Spain: Osama bin Laden wins an election
Tony Perkins of the Family Research Council in Washington gave a good description of what caused Spain’s voters to throw out the government of Jose Maria Aznar. It was, he said, “a rapid deflation of courage” among the voters.
Since Aznar’s Popular Party had been expected to win, it can safely be assumed that the election was altered by last week’s terrorist attack in which nearly 200 Spaniards were killed on exploding railroad cars at Madrid.
The attack has been linked to al-Qaida, the terrorist network that was responsible for the 9/11 attacks on the United States. Presumably, Spain was marked because it is a U.S. ally, a member of the coalition that attacked Iraq. Spanish voters apparently blame Aznar for making Spain a target for terrorist attacks.

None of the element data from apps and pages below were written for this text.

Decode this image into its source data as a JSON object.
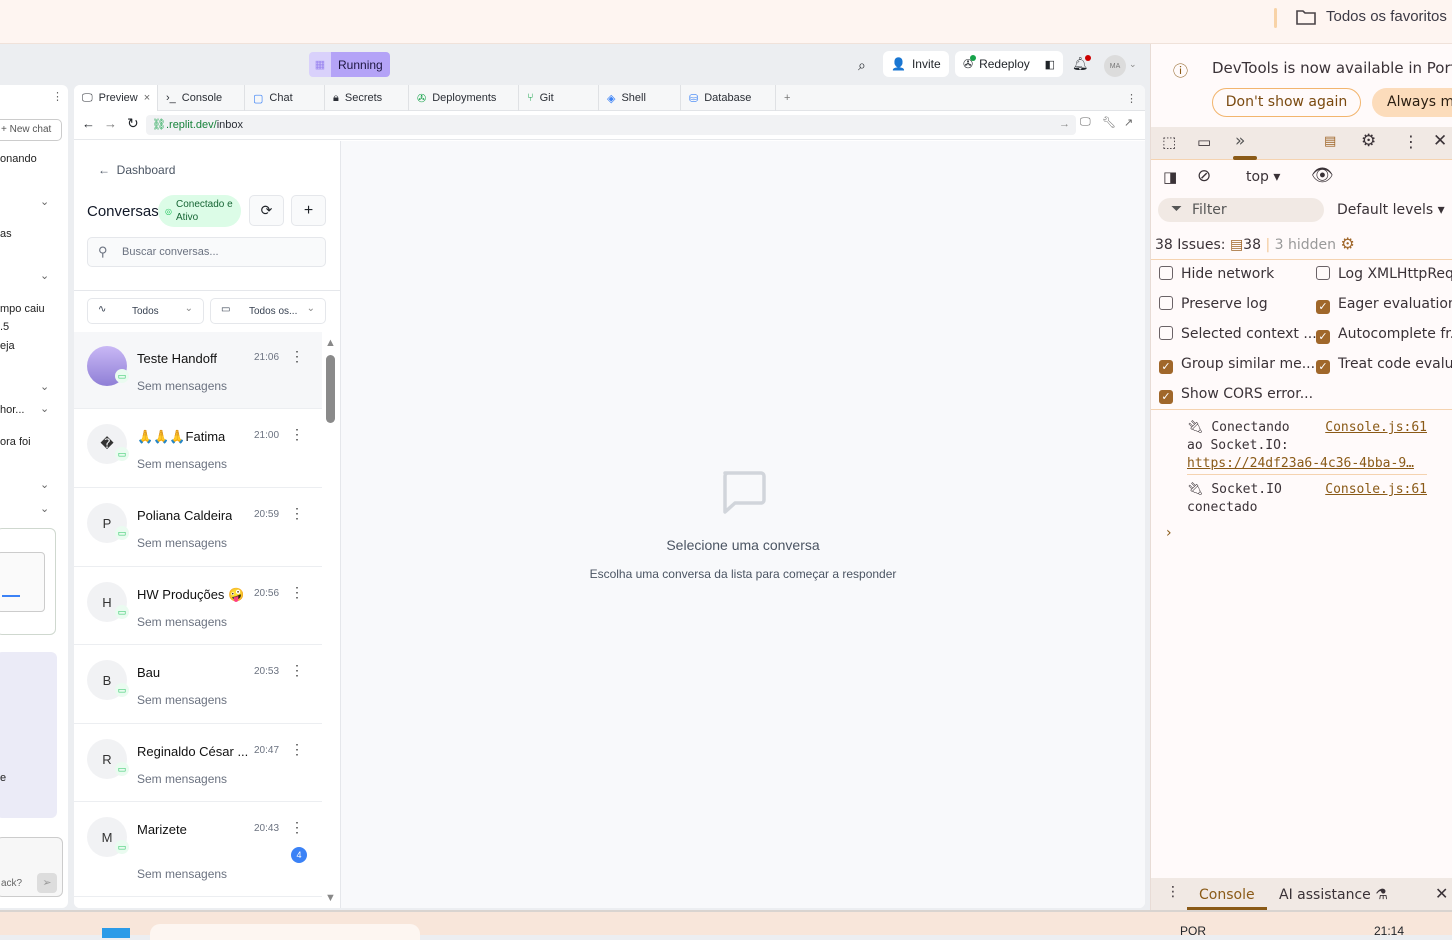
{
  "browser": {
    "bookmarks_folder": "Todos os favoritos"
  },
  "replit": {
    "status": "Running",
    "invite": "Invite",
    "redeploy": "Redeploy",
    "avatar_initials": "MA",
    "left_panel": {
      "new_chat": "+ New chat",
      "fragments": [
        "onando",
        "as",
        "mpo caiu",
        ".5",
        "eja",
        "hor...",
        "ora foi",
        "e",
        "ack?"
      ]
    },
    "tabs": [
      {
        "label": "Preview",
        "icon": "monitor-icon"
      },
      {
        "label": "Console",
        "icon": "terminal-icon"
      },
      {
        "label": "Chat",
        "icon": "chat-icon"
      },
      {
        "label": "Secrets",
        "icon": "lock-icon"
      },
      {
        "label": "Deployments",
        "icon": "deploy-icon"
      },
      {
        "label": "Git",
        "icon": "git-icon"
      },
      {
        "label": "Shell",
        "icon": "shell-icon"
      },
      {
        "label": "Database",
        "icon": "database-icon"
      }
    ],
    "url": {
      "domain": ".replit.dev/",
      "path": "inbox"
    }
  },
  "app": {
    "back_label": "Dashboard",
    "title": "Conversas",
    "status_badge": "Conectado e Ativo",
    "search_placeholder": "Buscar conversas...",
    "filter_status": "Todos",
    "filter_channel": "Todos os...",
    "conversations": [
      {
        "name": "Teste Handoff",
        "time": "21:06",
        "preview": "Sem mensagens",
        "initial": "",
        "selected": true
      },
      {
        "name": "🙏🙏🙏Fatima",
        "time": "21:00",
        "preview": "Sem mensagens",
        "initial": "�"
      },
      {
        "name": "Poliana Caldeira",
        "time": "20:59",
        "preview": "Sem mensagens",
        "initial": "P"
      },
      {
        "name": "HW Produções 🤪",
        "time": "20:56",
        "preview": "Sem mensagens",
        "initial": "H"
      },
      {
        "name": "Bau",
        "time": "20:53",
        "preview": "Sem mensagens",
        "initial": "B"
      },
      {
        "name": "Reginaldo César ...",
        "time": "20:47",
        "preview": "Sem mensagens",
        "initial": "R"
      },
      {
        "name": "Marizete",
        "time": "20:43",
        "preview": "Sem mensagens",
        "initial": "M",
        "unread": "4"
      }
    ],
    "empty_title": "Selecione uma conversa",
    "empty_subtitle": "Escolha uma conversa da lista para começar a responder"
  },
  "devtools": {
    "notice": "DevTools is now available in Portu",
    "dont_show": "Don't show again",
    "always": "Always ma",
    "context": "top",
    "filter_placeholder": "Filter",
    "levels": "Default levels",
    "issues_label": "38 Issues:",
    "issues_count": "38",
    "hidden": "3 hidden",
    "options": [
      {
        "label": "Hide network",
        "checked": false
      },
      {
        "label": "Log XMLHttpReq",
        "checked": false
      },
      {
        "label": "Preserve log",
        "checked": false
      },
      {
        "label": "Eager evaluation",
        "checked": true
      },
      {
        "label": "Selected context ...",
        "checked": false
      },
      {
        "label": "Autocomplete fr...",
        "checked": true
      },
      {
        "label": "Group similar me...",
        "checked": true
      },
      {
        "label": "Treat code evalua",
        "checked": true
      },
      {
        "label": "Show CORS error...",
        "checked": true
      }
    ],
    "logs": [
      {
        "line1": "Conectando",
        "line2": "ao Socket.IO:",
        "url": "https://24df23a6-4c36-4bba-9…",
        "source": "Console.js:61"
      },
      {
        "line1": "Socket.IO",
        "line2": "conectado",
        "source": "Console.js:61"
      }
    ],
    "bottom_tabs": [
      "Console",
      "AI assistance"
    ]
  },
  "taskbar": {
    "lang": "POR",
    "time": "21:14"
  },
  "colors": {
    "accent_running": "#b4a3f7",
    "devtools_accent": "#a0672a",
    "status_green": "#dcfce7",
    "unread_blue": "#3b82f6"
  }
}
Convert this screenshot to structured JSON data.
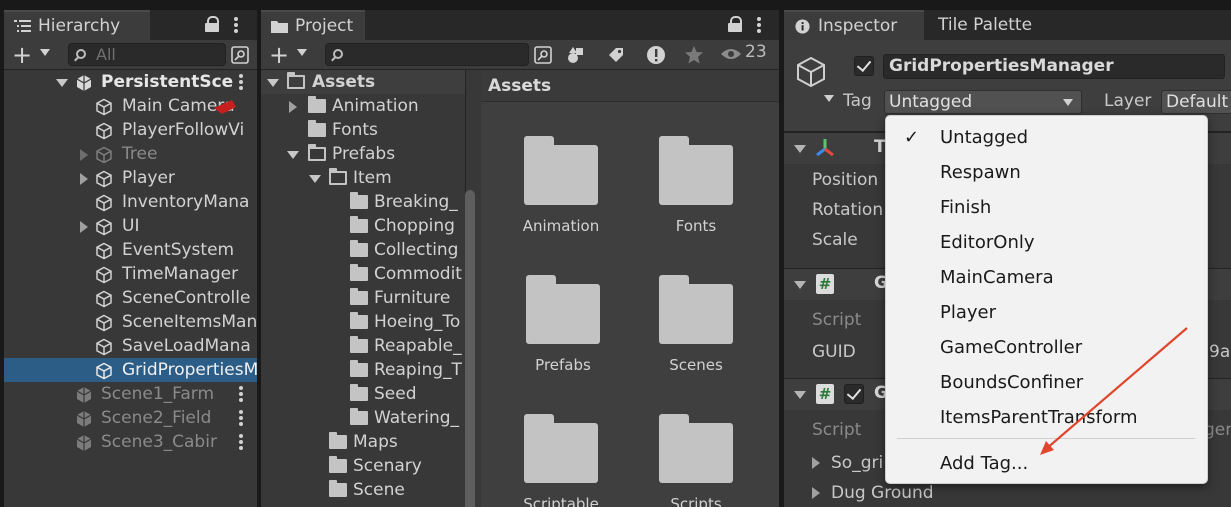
{
  "hierarchy": {
    "tab_label": "Hierarchy",
    "search_placeholder": "All",
    "items": [
      {
        "label": "PersistentSce"
      },
      {
        "label": "Main Camera"
      },
      {
        "label": "PlayerFollowVi"
      },
      {
        "label": "Tree"
      },
      {
        "label": "Player"
      },
      {
        "label": "InventoryMana"
      },
      {
        "label": "UI"
      },
      {
        "label": "EventSystem"
      },
      {
        "label": "TimeManager"
      },
      {
        "label": "SceneControlle"
      },
      {
        "label": "SceneItemsMan"
      },
      {
        "label": "SaveLoadMana"
      },
      {
        "label": "GridPropertiesM"
      },
      {
        "label": "Scene1_Farm"
      },
      {
        "label": "Scene2_Field"
      },
      {
        "label": "Scene3_Cabir"
      }
    ]
  },
  "project": {
    "tab_label": "Project",
    "search_value": "",
    "visible_count": "23",
    "tree": [
      {
        "label": "Assets"
      },
      {
        "label": "Animation"
      },
      {
        "label": "Fonts"
      },
      {
        "label": "Prefabs"
      },
      {
        "label": "Item"
      },
      {
        "label": "Breaking_"
      },
      {
        "label": "Chopping"
      },
      {
        "label": "Collecting"
      },
      {
        "label": "Commodit"
      },
      {
        "label": "Furniture"
      },
      {
        "label": "Hoeing_To"
      },
      {
        "label": "Reapable_"
      },
      {
        "label": "Reaping_T"
      },
      {
        "label": "Seed"
      },
      {
        "label": "Watering_"
      },
      {
        "label": "Maps"
      },
      {
        "label": "Scenary"
      },
      {
        "label": "Scene"
      }
    ],
    "grid_title": "Assets",
    "grid_items": [
      {
        "label": "Animation"
      },
      {
        "label": "Fonts"
      },
      {
        "label": "Prefabs"
      },
      {
        "label": "Scenes"
      },
      {
        "label": "Scriptable"
      },
      {
        "label": "Scripts"
      }
    ]
  },
  "inspector": {
    "tab_label": "Inspector",
    "tab2_label": "Tile Palette",
    "object_name": "GridPropertiesManager",
    "tag_label": "Tag",
    "tag_value": "Untagged",
    "layer_label": "Layer",
    "layer_value": "Default",
    "transform": {
      "title": "T",
      "position_label": "Position",
      "rotation_label": "Rotation",
      "scale_label": "Scale"
    },
    "comp1": {
      "title": "G",
      "script_label": "Script",
      "guid_label": "GUID",
      "guid_value_fragment": "9a"
    },
    "comp2": {
      "title": "G",
      "script_label": "Script",
      "script_value_fragment": "ger",
      "so_label": "So_gri",
      "dug_label": "Dug Ground"
    }
  },
  "tag_menu": {
    "items": [
      {
        "label": "Untagged",
        "checked": true
      },
      {
        "label": "Respawn"
      },
      {
        "label": "Finish"
      },
      {
        "label": "EditorOnly"
      },
      {
        "label": "MainCamera"
      },
      {
        "label": "Player"
      },
      {
        "label": "GameController"
      },
      {
        "label": "BoundsConfiner"
      },
      {
        "label": "ItemsParentTransform"
      }
    ],
    "add_label": "Add Tag..."
  },
  "colors": {
    "selection": "#2c5d87",
    "annotation_arrow": "#e0462d",
    "menu_bg": "#f2f2f2"
  }
}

If frightened Spaniards were influenced by the strikes, the real winner of the election was not Aznar’s opponent, a Socialist party led by Jose Luis Rodriguez Zapatero. The real winner was Osama bin Laden.
And the real losers were not members of Aznar’s party but people all over the world who now may be subject to attack for standing up against terrorism.
This is a horrible precedent. Al-Qaida apparently has, for the first time, caused a change in the government of a free country. Having one notch in its gunhandle, it is bound to go for more.
The best way to deal with terrorism is never to give in to it. As long as terrorists know they can gain something by killing, they will never stop killing.
Rodriguez Zapatero said that his first objective will be to fight terrorism. But words are cheap. He has also said that he will bring home the 1,300 soldiers that Spain sent to Iraq.
Don’t be surprised to see al-Qaida try again to influence his government — and the governments of other European countries. Deflation of courage is not confined to Spain.
Published in Editorials on March 18, 2004 11:55 AM